Delayed financing works for people who have the financial assets to buy a home outright, but need to hang onto those assets for other purposes, such as retirement savings or investments. It allows you to draw on those assets temporarily to make the home purchase, then restore them with the funds obtained by refinancing. In some cases, that can make better financial sense that trying to arrange conventional mortgage financing.

Delayed financing is often used in purchases of multi-million dollar homes, with the financing arranged through what is called the "nonagency market" - loans that are not backed by Fannie Mae, Freddie Mac, the FHA or the like, and so are not subject to their limits and rules. However, Fannie Mae does have a delayed financing program in place - making this product available and affordable for borrowers seeking to use it for modestly priced homes as well.
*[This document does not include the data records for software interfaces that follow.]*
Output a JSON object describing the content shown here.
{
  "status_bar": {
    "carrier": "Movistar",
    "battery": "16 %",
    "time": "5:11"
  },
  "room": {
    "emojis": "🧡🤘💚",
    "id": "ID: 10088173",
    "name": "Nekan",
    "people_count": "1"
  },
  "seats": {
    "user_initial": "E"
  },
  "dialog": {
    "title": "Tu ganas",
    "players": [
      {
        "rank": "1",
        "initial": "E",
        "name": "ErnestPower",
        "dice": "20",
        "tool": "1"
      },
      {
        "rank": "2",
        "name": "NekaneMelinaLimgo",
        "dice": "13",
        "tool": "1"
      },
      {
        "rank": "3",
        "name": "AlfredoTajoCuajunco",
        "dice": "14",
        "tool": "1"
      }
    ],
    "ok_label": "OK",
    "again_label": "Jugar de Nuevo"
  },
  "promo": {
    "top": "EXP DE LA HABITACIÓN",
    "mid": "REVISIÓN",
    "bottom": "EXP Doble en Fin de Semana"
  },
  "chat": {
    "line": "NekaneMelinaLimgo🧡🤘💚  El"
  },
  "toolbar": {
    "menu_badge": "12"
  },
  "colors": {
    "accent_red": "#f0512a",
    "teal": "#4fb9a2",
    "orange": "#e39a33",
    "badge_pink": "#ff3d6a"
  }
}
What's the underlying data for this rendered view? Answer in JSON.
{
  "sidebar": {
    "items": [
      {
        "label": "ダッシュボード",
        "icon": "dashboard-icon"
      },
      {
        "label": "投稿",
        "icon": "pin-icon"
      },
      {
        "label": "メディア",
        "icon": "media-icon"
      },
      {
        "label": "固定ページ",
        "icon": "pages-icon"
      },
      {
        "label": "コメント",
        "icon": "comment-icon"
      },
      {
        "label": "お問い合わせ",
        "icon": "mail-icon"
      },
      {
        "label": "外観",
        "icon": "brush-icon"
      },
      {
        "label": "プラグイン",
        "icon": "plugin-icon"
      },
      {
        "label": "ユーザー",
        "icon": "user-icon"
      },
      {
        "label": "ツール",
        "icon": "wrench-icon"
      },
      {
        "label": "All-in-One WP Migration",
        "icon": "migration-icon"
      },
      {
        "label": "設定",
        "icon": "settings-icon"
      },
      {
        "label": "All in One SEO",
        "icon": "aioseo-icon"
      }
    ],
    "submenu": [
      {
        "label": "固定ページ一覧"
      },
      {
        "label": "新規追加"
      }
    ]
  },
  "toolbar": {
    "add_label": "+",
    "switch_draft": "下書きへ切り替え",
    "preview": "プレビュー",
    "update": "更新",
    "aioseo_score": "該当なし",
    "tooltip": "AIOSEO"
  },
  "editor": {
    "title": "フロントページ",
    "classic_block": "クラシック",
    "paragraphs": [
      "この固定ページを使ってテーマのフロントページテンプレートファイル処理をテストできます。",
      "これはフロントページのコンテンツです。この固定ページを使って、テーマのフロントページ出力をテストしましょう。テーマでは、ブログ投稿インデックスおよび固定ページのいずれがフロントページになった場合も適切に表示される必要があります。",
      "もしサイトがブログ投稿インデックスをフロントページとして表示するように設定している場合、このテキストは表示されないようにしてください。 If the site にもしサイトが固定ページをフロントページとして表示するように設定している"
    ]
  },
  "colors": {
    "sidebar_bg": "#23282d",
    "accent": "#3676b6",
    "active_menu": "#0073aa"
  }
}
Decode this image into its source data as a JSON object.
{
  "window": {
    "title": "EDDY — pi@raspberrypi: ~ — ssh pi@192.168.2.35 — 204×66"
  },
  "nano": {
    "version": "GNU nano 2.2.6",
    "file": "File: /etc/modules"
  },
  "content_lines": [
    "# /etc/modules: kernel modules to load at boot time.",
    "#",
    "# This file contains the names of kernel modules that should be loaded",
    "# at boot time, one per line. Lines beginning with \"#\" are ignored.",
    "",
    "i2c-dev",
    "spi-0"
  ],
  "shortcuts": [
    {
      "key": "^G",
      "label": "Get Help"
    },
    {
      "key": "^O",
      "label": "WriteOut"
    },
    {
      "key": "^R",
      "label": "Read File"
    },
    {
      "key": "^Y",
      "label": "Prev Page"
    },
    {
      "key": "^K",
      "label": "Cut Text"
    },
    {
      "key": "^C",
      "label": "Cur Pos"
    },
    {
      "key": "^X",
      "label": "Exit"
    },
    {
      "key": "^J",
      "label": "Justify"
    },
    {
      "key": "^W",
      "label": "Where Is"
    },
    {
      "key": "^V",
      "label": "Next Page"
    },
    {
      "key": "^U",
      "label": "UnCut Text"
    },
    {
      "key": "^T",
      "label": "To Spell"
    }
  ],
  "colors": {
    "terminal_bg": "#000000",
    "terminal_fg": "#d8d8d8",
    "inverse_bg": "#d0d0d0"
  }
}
Fannie Mae delayed financing is available on homes priced up to the local loan limits, which currently range from $417,000 to 625,500 for single-family homes, depending on location. The delayed financing option is available up to six months after the purchase, after which conventional refinance or home equity financing options become available.

Can tap up to 70 percent of equity

Delayed financing can be used on primary homes, second homes or investment properties. Owners of primary homes may take up out to 70 percent of the home's value when refinancing; the limit is 60 percent for second homes and investment properties.

Purchasers must be able to show where they obtained the cash used to buy the home. If a home equity loan or other type of mortgage was used, the proceeds from the delayed financing must be used to pay off those loans first.

The purchase of the home must have been arms-length, meaning it cannot have been bought from one's parents, business partners or others with a close relationship to the buyer. Similarly, there may be no outstanding liens on the property, such as a home equity loan or other mortgage. The original HUD-1 or comparable documentation must be provided to show proof of the sale and to show the property was purchased free of any mortgages or liens.

This is a somewhat unusual mortgage product and not all lenders will offer it. It's a good idea to seek out a loan officer who is experienced in working with delayed financing and understands the ins and outs of the loan, and the various requirements that must be met, as well as being able to explain the advantages and disadvantages compared to other financing options.

Published on September 1, 2008